We make decisions on a continual basis. What to wear, what to eat, where to go….
I don’t believe in regrets – once a decision is made you make the most of it – but I do believe in making informed decisions. For instance, prior to deciding what to wear, I will check the weather forecast for the day.
Living in Britain we know that weather forecasts are not always correct. In October 1987, UK weather forecaster Michael Fish famously dismissed fears that a hurricane was on the way, only to be proved disastrously wrong just hours later.
In 2015 though, we have a much greater chance of choosing the appropriate clothing for the weather conditions. The UK’s Met Office says its four-day forecast is now as accurate as its one-day forecast was 30 years ago.

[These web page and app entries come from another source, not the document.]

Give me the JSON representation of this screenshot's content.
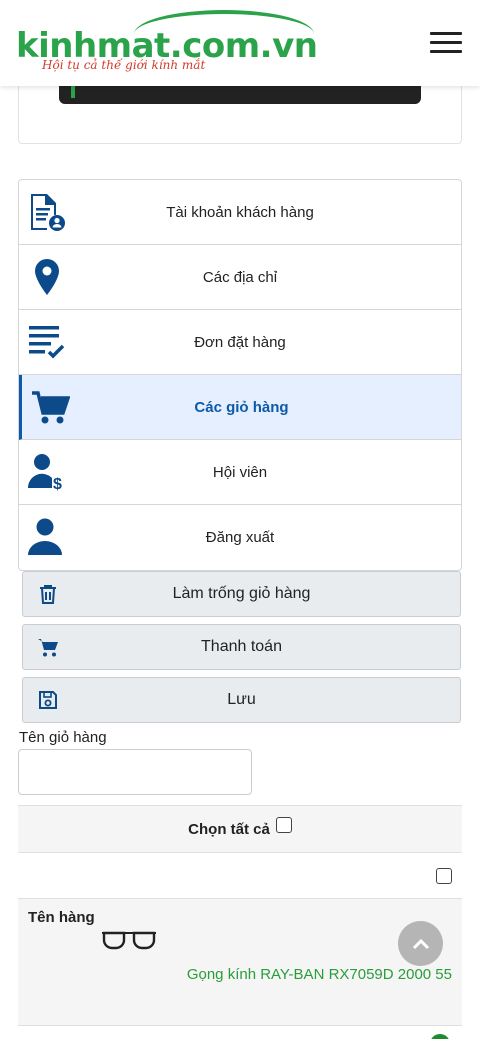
{
  "header": {
    "logo_text": "kinhmat.com.vn",
    "logo_tagline": "Hội tụ cả thế giới kính mắt",
    "menu_icon": "hamburger-menu-icon"
  },
  "colors": {
    "brand_green": "#2aa34a",
    "tagline_red": "#d23b2c",
    "active_blue": "#0d5aa7",
    "active_bg": "#e5efff",
    "product_link": "#2a9d3a"
  },
  "account_menu": {
    "items": [
      {
        "label": "Tài khoản khách hàng",
        "icon": "user-document-icon"
      },
      {
        "label": "Các địa chỉ",
        "icon": "map-pin-icon"
      },
      {
        "label": "Đơn đặt hàng",
        "icon": "order-list-check-icon"
      },
      {
        "label": "Các giỏ hàng",
        "icon": "shopping-cart-icon",
        "active": true
      },
      {
        "label": "Hội viên",
        "icon": "member-dollar-icon"
      },
      {
        "label": "Đăng xuất",
        "icon": "user-logout-icon"
      }
    ]
  },
  "actions": {
    "empty_cart": "Làm trống giỏ hàng",
    "checkout": "Thanh toán",
    "save": "Lưu"
  },
  "cart_form": {
    "name_label": "Tên giỏ hàng",
    "name_value": "",
    "select_all": "Chọn tất cả"
  },
  "cart_table": {
    "product_header": "Tên hàng",
    "rows": [
      {
        "name": "Gọng kính RAY-BAN RX7059D 2000 55"
      }
    ]
  }
}
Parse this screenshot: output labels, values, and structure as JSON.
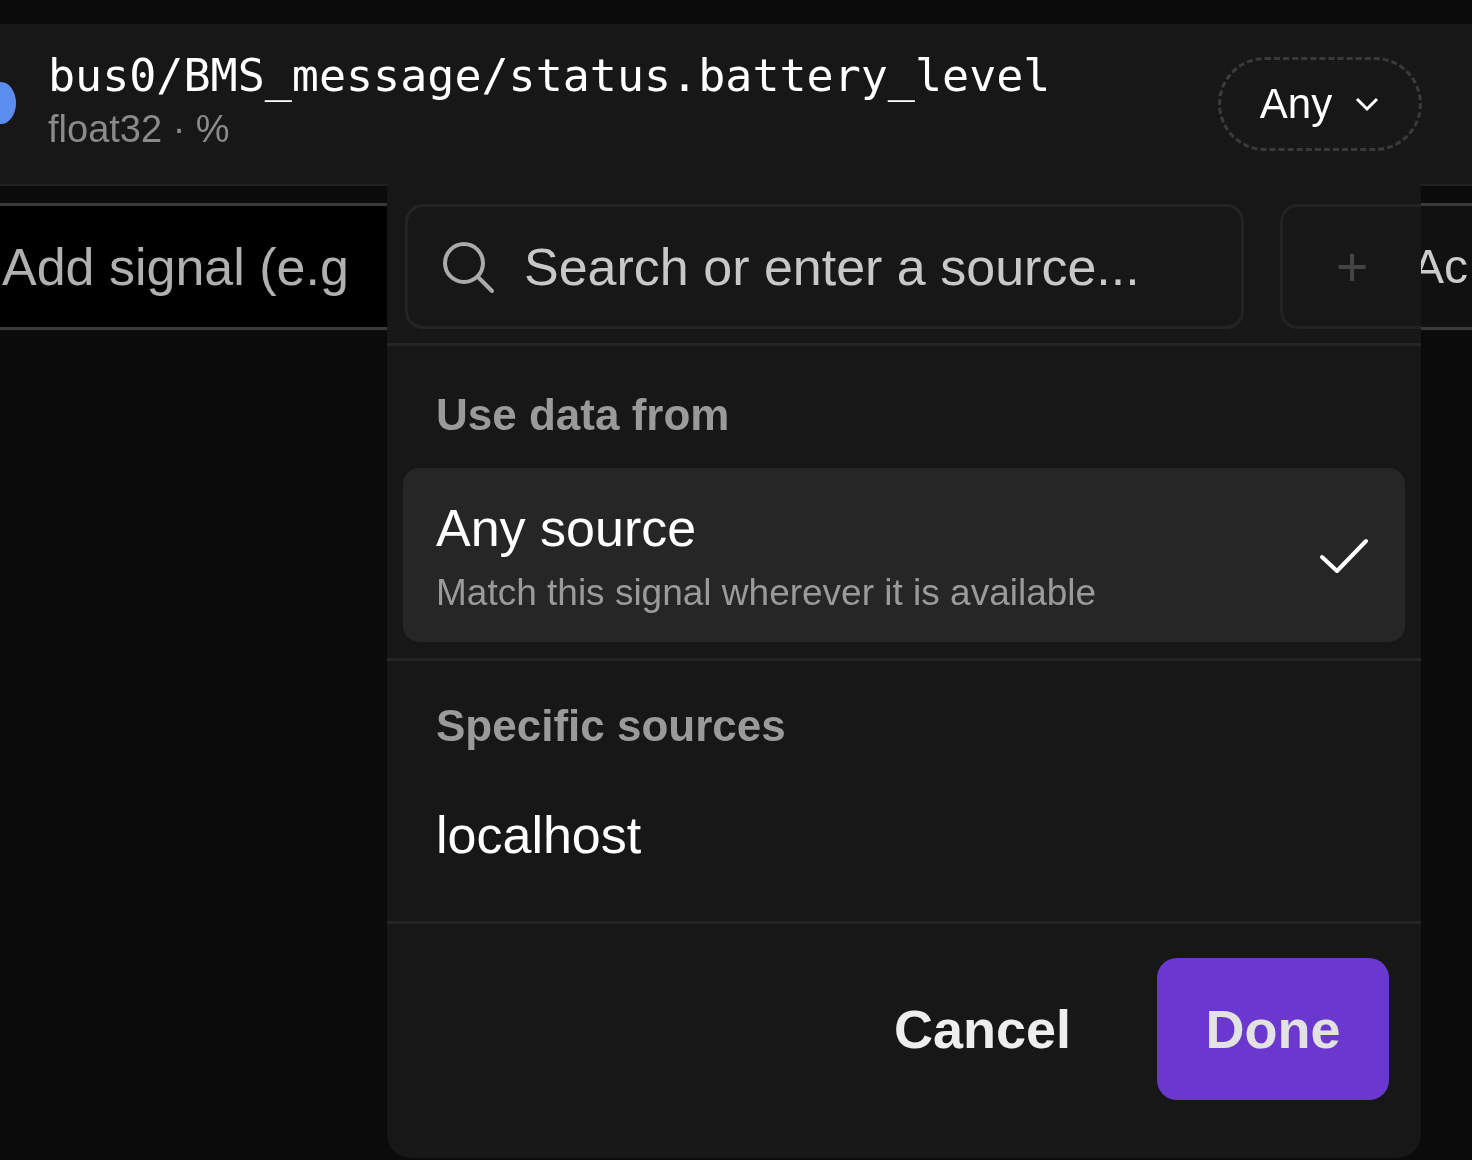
{
  "signal": {
    "path": "bus0/BMS_message/status.battery_level",
    "meta": "float32 · %",
    "source_button": "Any"
  },
  "add_row": {
    "placeholder": "Add signal (e.g",
    "action_button": "Ac"
  },
  "popover": {
    "search": {
      "placeholder": "Search or enter a source..."
    },
    "add_button": "+",
    "section_title": "Use data from",
    "options": [
      {
        "label": "Any source",
        "description": "Match this signal wherever it is available",
        "selected": true
      }
    ],
    "specific_title": "Specific sources",
    "sources": [
      {
        "label": "localhost",
        "selected": false
      }
    ],
    "cancel": "Cancel",
    "done": "Done"
  }
}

These improvements have only come about after investing billions in better data gathering (satellites and weather stations), and in automated analytics through supercomputers, capable of carrying out one thousand million million calculations a second (that’s 10 to the power of 15)1.
One of the ways that the Met Office has improved its forecasting is by enlarging its data gathering through the WOW website (Weather Observations Website), which sources data directly from the public. In the future, this will collect data from devices that measure weather conditions such as cars, in line with developments in Internet of Things (IoT) technology.
The decisions facing civil servants are significantly more important to the over 64 million citizens of the UK than what clothing to wear for the weather conditions. Everyday decisions affect service provision, how citizens are kept safe, what welfare provision to provide, how to maximise tax yield, how to stop the Government from being defrauded, how to deliver services with less resources…..
Recent technological advances in Business Insight and Analytics have revolutionised the information that leaders can utilise to make decisions – turning decision-making from an art into a science. Capgemini undertook research with the Economist Intelligence Unit on “The Deciding Factor: Big Data and Decision-Making”, surveying 600 execs from across the industry. It showed on average a 26% improvement in business performance over the past three years due to automated decision-making, and an expectation that this will improve by 41% over the next three years.
The research also points to challenges facing Government Departments and Agencies in taking advantage of big data and decision making:
The biggest impediment to effective decision-making using big data, cited by 56% of survey respondents, is “organisational silos”. Data is trapped in ERP, CRM (customer relationship management) and SCM (supply chain management) systems.
The second major impediment to making better decisions with big data is the dearth of talented people to analyse it, mentioned by 51% of respondents. The vast majority (85%) of executives believe that the issue is not the growing volumes of data, but rather being able to analyse and act on data in real-time.
Capgemini forecasts that there are three ways that Government Departments and Agencies will look to address these challenges:
1. Integrated Data Lake: Integrating data platforms and external sources in order to enable better informed, agile decisions through a single view of the citizen
2. Flexible Platforms: Embracing new open source and proprietary software to optimise performance and develop more flexible solutions. This can also reduce the existing cost base by consolidating and/or decommissioning the legacy estate
3. Adaptable Analytics and BI: Embedding analytics decision making into the business and establishing an Insight Centre to drive world class insight.
These improvements should not be done in isolation. Government Departments will only truly become intelligence-led when analytics is embedded throughout their business processes, rather than being used in support. This is as much of a business transformation challenge as it is for technology and data improvement, with significant changes in organisational capability required.
Insight-driven decision-making certainly has a sunny outlook as long as the Public Sector can unlock the power of the data that they hold, by transforming their Business Insight and Analytics capabilities.